Ships and Saints and All the Company of Heaven

I offered a quote from Charles Taylor in a previous posting – as a small reminder I offer it again. One of the central points common to all Reformers was their rejection of mediation. The mediaeval church as they understood it, a corporate body in which some, more dedicated, members could win merit and salvation for others who were less so, was anathema to them. There could be no such thing as…

From A Spiritual Psalter

St. Theophan the Recluse collected excerpts from the works of St. Epraim the Syrian and arranged them as 150 “Psalms”. the following is Psalm 11. I Can Control Neither Myself nor the Enemy. Help Me, O Lord! No one can heal my disease except He Who knows the depths of the heart. How many times have I set boundaries for myself and built walls between myself and sin! But my thoughts transgressed the…

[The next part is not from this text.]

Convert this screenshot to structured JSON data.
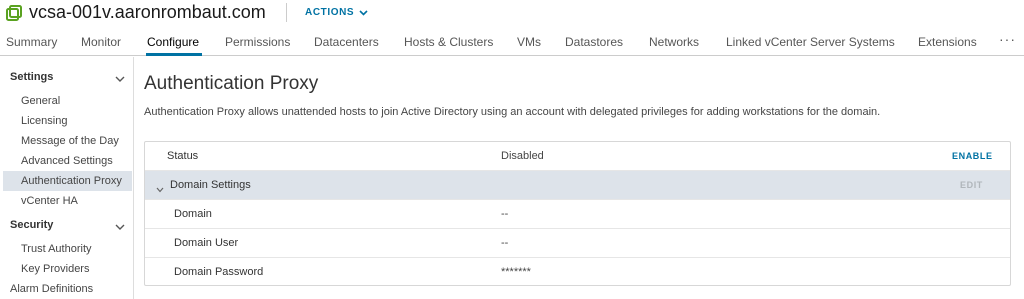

His Life Is Mine

The following is an excerpt from Rosemary Edmond’s introduction to Archimandrite Sophrony’s His Life is Mine. In these paragraph’s she describes the great monk’s journey from Paris, where he had been an artist and a seminarian, to Mt. Athos, where he would take up his vocation as a monk. He speaks of despair and the knowledge of God. The lives of saints are not a rational argument, per se, for the Christian…

“Do You Know Jesus?”

I have written in numerous posts about various aspects of conversion to the Orthodox Christian faith. Oftentimes there is an unspoken agreement between myself as writer and those who read in which we assume that we understand each other – that when I say “conversion” we all know what I mean. On reflection there are several very distinct kinds of conversions – though each has a relationship to the other. There is…

A Letter from Butyrskaya Prison – Pascha, 1928

Serge Schmemann, son of Fr. Alexander Schmemann, in his wonderful little book, Echoes of a Native Land, records a letter written from one of his family members of an earlier generation, who spent several years in the prisons of the Soviets and died there. The letter, written on the night of Pascha in 1928 is to a family member, “Uncle Grishanchik” (This was Grigory Trubetskoi who had managed to emigrate to Paris).…

Life from within our Death

The following is taken from Archimandrite Sophrony’s His Life is Mine. It is a deep word of encouragement to us all that in Christ healing is truly possible.  It is usual for the Christian to be aware concurrently of the prsence of the never-fading celestial glory and of the brooding cloud of death hanging over the world. Though the feeling of death torments the soul, it cannot extinguish the fire of faith. The…

An Orthodox Family

Yesterday, at least two of the comments on the post about my son’s birthday asked questions about the family and Orthodox conversion. This is extremely close to my heart – both because of the blessings we have enjoyed in our family – and the blessings and difficulties I have seen in others. I should quickly add that my own family then and now faces issues. In 1998, myself, my wife, my three…

The Necessity of Monastics

A month or so ago I received an email from a young protestant who wondered: “What good is monasticism?” His arguments and observations were pretty similar to others I’ve heard over the years. I recall my older brother once asking me, “If a hermit is in the desert and is very holy, what good does it do since no one knows he’s there.” These questions, of course, come from our modern mindset…